The Data Science Corps is one of the components of the HDR ecosystem, focusing on building capacity for harnessing the data revolution at the local, state, national, and international levels to help unleash the power of data in the service of science and society. The Data Science Corps will provide practical experiences, teach new skills, and offer teaching opportunities, in a variety of settings, to data scientists and data science students. It will also strive to promote data literacy and provide basic training in data science to the existing workforce across communities. As a first step in establishing the Data Science Corps, this solicitation focuses specifically on enabling participation by undergraduate students in the Data Science Corps, by supporting student stipends for participation in data science projects and supporting integration of real-world data science projects into classroom instruction. NSF anticipates that about $10 million will be available for between 8 to 11 awards.

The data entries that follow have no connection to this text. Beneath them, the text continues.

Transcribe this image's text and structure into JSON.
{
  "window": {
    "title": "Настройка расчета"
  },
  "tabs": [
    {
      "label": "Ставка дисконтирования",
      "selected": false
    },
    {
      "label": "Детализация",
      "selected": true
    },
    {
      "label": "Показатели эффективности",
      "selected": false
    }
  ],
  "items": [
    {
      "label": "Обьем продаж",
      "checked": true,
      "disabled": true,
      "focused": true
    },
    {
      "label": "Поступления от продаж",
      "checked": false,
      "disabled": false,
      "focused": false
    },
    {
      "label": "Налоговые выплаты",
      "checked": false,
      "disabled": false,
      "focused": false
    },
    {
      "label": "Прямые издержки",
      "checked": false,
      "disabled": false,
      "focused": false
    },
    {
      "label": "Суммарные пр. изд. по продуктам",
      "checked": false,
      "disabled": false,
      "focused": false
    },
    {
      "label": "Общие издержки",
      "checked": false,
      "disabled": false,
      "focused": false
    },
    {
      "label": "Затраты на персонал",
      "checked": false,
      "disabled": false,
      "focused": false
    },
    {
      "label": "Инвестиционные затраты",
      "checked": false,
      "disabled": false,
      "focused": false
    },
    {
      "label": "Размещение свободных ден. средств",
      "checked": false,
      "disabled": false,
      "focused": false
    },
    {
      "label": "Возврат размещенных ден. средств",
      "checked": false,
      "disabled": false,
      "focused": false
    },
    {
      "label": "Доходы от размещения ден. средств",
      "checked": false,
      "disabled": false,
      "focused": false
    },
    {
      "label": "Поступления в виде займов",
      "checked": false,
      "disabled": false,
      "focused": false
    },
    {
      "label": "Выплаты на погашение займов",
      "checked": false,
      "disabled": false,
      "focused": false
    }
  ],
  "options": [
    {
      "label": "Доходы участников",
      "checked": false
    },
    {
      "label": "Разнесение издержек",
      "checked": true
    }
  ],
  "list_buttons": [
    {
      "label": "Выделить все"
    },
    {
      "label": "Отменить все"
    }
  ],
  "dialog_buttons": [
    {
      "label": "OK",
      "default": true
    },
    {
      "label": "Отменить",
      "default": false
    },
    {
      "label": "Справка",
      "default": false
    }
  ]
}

National Science Board Statement on Security and Science – On October 24 the NSB released the following statement on security and science:
Fundamental research is built on open exchanges of ideas and information. These scientific values mirror American ideals of freedom, a combination that has helped our country lead the world in technology, driven our economy and that, in turn, protects our freedom. As the Administration warned in its 2017 National Security Strategy, “Losing our innovation and technological edge would have far-reaching negative implications for American prosperity and power.”

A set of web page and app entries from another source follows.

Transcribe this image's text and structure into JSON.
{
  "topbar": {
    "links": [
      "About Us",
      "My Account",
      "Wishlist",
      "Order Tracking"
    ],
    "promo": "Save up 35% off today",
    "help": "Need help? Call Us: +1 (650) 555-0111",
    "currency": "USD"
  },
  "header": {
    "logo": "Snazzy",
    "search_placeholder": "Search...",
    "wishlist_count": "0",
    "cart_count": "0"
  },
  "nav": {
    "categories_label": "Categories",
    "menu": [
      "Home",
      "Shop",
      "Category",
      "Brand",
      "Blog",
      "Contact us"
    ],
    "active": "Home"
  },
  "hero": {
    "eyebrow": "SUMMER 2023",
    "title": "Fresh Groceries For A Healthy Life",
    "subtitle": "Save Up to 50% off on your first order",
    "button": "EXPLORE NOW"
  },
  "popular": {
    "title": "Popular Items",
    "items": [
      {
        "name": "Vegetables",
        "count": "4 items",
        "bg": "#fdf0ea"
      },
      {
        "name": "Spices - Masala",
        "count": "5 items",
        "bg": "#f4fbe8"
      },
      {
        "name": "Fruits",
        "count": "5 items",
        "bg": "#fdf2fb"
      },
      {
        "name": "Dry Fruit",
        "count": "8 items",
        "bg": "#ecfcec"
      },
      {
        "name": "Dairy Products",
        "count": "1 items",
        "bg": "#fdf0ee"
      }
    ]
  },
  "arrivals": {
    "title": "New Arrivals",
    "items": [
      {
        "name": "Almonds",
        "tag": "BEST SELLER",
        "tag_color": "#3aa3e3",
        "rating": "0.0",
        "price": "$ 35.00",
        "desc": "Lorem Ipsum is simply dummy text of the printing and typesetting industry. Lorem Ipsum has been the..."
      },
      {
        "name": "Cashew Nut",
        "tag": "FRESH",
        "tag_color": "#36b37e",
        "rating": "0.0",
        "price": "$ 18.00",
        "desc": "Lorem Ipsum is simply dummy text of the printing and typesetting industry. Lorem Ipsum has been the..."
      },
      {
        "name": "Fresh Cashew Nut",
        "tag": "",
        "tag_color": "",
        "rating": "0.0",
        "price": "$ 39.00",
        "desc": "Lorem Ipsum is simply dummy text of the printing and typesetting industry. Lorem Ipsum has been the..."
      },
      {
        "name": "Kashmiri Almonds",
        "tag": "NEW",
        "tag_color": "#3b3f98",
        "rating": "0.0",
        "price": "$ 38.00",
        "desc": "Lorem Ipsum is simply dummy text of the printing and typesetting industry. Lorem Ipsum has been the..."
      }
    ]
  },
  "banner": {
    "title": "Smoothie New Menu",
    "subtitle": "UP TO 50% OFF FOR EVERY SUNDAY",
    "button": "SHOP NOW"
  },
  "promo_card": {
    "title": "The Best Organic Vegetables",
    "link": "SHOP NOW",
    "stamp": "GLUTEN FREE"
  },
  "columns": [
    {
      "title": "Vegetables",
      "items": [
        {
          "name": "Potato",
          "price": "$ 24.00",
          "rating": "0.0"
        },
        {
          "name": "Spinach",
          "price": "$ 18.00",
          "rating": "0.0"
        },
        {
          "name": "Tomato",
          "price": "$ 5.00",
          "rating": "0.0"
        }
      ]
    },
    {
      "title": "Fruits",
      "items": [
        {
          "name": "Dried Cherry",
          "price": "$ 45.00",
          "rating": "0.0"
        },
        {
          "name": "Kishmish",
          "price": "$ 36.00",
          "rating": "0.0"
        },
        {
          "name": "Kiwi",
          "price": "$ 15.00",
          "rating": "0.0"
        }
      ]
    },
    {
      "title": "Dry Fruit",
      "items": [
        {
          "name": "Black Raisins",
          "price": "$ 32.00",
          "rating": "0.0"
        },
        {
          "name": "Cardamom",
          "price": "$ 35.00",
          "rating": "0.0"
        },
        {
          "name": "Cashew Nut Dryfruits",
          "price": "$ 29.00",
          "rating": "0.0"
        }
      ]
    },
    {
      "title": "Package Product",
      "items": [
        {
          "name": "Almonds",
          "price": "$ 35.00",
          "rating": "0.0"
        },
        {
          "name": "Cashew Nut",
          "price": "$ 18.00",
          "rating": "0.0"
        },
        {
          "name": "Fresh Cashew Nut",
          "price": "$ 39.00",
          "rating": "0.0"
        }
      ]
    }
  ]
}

While there are domains where openness can be detrimental to national competitiveness or security, the National Science Board (NSB) strongly reaffirms the principle behind President Reagan’s National Security Decision Directive 189 (NSDD-189): “our leadership position in science and technology is an essential element in our economic and physical security. The strength of American science requires a research environment conducive to creativity, an environment in which the free exchange of ideas is a vital component.”
This policy also dictates that “to the maximum extent possible, the products of fundamental research remain unrestricted,” and specifies that “where the national security requires control, the mechanism for control of information generated during federally funded fundamental research in science, technology and engineering at colleges, universities and laboratories is classification.”

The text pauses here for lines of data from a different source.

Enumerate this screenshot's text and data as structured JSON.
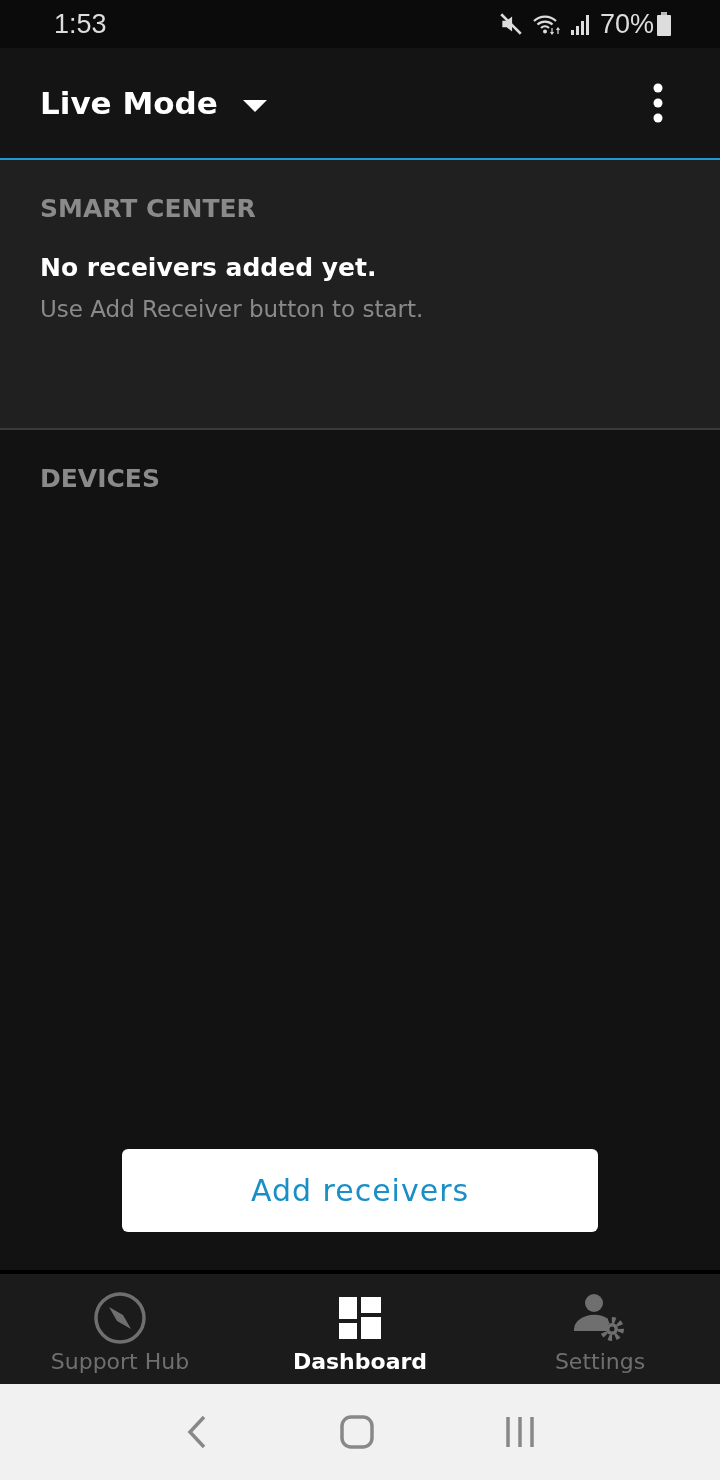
{
  "status_bar": {
    "time": "1:53",
    "battery": "70%"
  },
  "app_bar": {
    "title": "Live Mode"
  },
  "smart_center": {
    "heading": "SMART CENTER",
    "message": "No receivers added yet.",
    "hint": "Use Add Receiver button to start."
  },
  "devices": {
    "heading": "DEVICES"
  },
  "add_button": {
    "label": "Add receivers"
  },
  "bottom_nav": [
    {
      "label": "Support Hub",
      "kind": "compass",
      "selected": false
    },
    {
      "label": "Dashboard",
      "kind": "dashboard",
      "selected": true
    },
    {
      "label": "Settings",
      "kind": "settings",
      "selected": false
    }
  ]
}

This principle was reaffirmed by Undersecretary of Defense Ashton Carter in 2010, and earlier by Assistant to the President for National Security Affairs Condoleezza Rice, who noted in 2001: “The key to maintaining U.S. technological preeminence is to encourage open and collaborative basic research. The linkage between the free exchange of ideas and scientific innovation, prosperity, and U.S. national security is undeniable.”
The National Science Board strongly agrees, and further emphasizes that the United States’ commitment to freedom of inquiry, innovation, and the marketplace of ideas has helped the U.S. grow, attract, and retain our world-class science and engineering workforce….
The full statement is available here.